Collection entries
+ + + +
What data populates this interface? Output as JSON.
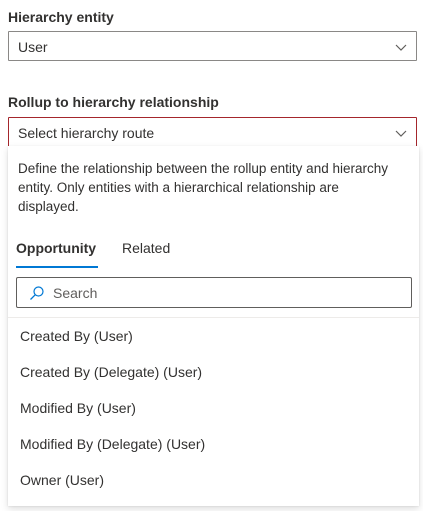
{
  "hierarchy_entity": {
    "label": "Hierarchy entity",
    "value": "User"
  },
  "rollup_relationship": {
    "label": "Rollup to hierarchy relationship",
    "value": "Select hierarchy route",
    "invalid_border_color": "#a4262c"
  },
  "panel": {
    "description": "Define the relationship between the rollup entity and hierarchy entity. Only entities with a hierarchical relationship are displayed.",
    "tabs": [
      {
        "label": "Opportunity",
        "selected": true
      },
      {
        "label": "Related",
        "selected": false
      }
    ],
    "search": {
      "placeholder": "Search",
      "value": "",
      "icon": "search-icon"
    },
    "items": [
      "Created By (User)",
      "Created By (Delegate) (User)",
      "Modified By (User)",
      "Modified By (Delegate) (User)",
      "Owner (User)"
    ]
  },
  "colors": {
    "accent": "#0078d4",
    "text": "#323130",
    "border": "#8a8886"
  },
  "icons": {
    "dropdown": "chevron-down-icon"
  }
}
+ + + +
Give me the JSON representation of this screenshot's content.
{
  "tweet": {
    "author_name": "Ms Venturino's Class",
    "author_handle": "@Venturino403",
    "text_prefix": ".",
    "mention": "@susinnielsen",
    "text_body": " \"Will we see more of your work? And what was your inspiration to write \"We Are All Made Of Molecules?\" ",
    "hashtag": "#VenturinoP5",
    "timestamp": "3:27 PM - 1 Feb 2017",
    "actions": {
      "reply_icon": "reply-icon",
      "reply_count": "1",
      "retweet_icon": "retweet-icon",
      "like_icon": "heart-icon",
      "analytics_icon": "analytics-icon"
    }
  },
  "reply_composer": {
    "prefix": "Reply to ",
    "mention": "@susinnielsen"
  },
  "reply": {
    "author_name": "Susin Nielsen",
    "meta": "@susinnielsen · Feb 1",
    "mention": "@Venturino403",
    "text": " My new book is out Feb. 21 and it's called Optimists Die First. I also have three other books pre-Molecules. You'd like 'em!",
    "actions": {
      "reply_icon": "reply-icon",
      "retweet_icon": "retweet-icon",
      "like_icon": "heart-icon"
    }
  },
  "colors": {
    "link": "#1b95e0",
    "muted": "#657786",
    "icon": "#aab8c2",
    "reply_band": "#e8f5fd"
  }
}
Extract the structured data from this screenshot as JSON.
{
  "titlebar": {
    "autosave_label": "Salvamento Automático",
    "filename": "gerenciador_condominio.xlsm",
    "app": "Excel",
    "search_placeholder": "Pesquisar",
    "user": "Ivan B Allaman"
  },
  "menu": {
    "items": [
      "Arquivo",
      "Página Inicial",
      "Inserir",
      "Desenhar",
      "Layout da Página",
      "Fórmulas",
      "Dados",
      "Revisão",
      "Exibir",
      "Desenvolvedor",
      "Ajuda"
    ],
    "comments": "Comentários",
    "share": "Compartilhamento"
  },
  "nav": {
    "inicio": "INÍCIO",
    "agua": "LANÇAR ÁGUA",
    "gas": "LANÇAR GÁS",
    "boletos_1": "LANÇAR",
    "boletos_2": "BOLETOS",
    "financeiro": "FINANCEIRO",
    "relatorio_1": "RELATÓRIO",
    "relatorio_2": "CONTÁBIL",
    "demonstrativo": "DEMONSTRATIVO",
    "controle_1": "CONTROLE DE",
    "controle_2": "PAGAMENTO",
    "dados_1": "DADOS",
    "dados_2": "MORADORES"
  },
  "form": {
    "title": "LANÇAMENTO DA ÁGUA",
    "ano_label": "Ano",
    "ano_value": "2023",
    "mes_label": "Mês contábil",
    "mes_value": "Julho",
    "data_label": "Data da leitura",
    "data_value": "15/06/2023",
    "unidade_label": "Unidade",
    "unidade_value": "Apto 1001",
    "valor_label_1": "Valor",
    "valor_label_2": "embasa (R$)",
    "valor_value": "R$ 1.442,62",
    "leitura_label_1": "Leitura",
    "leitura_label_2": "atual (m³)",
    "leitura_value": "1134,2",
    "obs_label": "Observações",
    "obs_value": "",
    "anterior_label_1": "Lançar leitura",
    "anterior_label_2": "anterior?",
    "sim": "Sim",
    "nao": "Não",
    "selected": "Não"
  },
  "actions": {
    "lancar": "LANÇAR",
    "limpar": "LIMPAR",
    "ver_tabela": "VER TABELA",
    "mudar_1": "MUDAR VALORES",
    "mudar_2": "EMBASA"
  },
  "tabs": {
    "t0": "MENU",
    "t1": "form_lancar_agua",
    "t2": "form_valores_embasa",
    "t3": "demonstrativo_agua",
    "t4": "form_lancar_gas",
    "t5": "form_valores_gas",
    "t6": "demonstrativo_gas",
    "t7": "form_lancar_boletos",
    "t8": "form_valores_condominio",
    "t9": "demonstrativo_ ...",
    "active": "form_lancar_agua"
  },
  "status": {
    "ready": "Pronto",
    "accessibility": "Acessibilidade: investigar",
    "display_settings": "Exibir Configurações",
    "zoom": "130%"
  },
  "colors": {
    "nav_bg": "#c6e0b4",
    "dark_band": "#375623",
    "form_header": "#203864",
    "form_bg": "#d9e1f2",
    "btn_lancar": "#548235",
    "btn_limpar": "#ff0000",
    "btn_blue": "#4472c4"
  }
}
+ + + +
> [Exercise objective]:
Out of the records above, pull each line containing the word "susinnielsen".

> [Response]:
    "mention": "@susinnielsen",
    "mention": "@susinnielsen"
    "meta": "@susinnielsen · Feb 1",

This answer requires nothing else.